Now the cost of these wonderful volumes. This is what is so pleasing. Green is not out to earn money by these reprints, as the average publishing firm is. That can be seen by the financial reports which he sends to members of the Book Club he has formed, and can also be seen from the prices of the volumes. If his books are purchased through book stores, the prices are very low, For example, it is possible to buy 1408 pages of John Brown’s inestimable commentary on First Peter, not for seventeen dollars, which could be expected at the present publishing book rates, but for $11.95.

But this is not the whole story. By joining the Sovereign Grace Book Club, which Mr. Green has formed, it is possible to buy these books at a still greater saving. For example, Brown’s work on Peter, which is already cheap at a book store, can be had for the phenomenally low cost of $5.85 by members of the dub.

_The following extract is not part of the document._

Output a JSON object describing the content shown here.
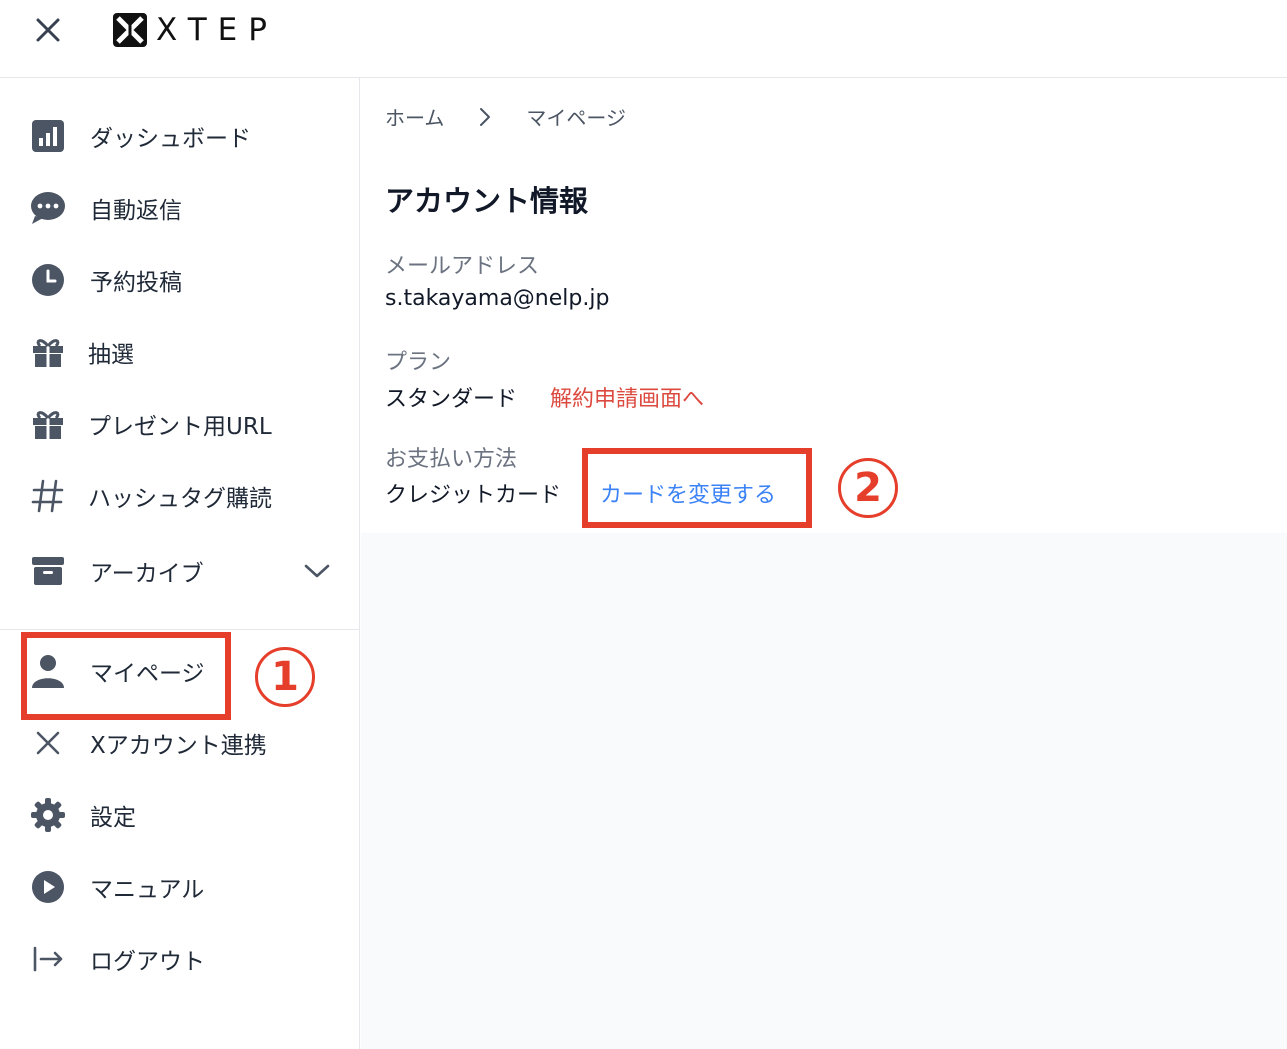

How Green is able to do all this is difficult to see, but many of you readers should take advantage of this fine Reformed literature, which is offered for a song, You should write to the above address and find out all the details about the club (very simple) and the prices of the books. You will not regret it.